From the records, return each line that has the word "kind" in it.

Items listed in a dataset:
****************

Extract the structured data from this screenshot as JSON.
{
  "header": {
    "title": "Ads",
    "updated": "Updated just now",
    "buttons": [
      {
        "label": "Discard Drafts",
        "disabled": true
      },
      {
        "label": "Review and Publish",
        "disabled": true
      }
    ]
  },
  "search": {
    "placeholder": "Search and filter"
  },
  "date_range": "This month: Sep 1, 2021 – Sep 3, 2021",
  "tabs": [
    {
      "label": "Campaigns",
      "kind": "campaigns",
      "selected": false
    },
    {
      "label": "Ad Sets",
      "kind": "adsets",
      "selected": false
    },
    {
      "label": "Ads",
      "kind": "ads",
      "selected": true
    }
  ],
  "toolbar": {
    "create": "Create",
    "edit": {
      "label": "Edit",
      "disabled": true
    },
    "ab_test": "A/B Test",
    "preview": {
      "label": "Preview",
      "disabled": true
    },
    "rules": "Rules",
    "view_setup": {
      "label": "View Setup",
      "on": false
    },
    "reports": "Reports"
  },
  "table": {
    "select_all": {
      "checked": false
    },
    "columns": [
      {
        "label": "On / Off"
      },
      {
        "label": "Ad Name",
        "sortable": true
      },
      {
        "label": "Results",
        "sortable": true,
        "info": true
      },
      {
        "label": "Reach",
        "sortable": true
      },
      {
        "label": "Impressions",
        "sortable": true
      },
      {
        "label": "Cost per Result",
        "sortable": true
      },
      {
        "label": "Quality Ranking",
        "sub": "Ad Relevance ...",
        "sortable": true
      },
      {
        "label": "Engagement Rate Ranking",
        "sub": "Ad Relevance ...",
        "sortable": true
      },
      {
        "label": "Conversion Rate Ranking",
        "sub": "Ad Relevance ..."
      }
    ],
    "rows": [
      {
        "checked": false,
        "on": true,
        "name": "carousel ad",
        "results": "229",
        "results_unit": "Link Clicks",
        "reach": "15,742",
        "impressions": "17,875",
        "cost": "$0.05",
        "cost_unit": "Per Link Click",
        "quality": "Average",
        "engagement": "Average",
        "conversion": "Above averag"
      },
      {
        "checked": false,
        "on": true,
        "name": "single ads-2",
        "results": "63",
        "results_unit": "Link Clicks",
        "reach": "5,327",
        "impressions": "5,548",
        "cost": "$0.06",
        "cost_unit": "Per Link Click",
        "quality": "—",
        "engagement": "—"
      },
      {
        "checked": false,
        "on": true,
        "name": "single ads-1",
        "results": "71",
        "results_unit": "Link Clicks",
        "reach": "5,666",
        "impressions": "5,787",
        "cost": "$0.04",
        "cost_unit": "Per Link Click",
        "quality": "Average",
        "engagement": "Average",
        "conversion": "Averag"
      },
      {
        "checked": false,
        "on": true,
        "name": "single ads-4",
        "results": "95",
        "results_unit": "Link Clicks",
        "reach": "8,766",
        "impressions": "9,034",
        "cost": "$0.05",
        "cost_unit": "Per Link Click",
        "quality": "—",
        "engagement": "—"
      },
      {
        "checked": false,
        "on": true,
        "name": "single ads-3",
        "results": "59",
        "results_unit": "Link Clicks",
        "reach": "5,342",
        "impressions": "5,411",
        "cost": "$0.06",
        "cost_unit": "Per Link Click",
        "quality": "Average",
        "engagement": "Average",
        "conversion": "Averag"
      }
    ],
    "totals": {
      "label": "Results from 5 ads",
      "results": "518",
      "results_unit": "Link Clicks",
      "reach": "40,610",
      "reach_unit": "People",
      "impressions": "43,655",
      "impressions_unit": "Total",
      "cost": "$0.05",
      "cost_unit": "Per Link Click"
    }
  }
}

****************

_Solution to this task_
      "kind": "campaigns",
      "kind": "adsets",
      "kind": "ads",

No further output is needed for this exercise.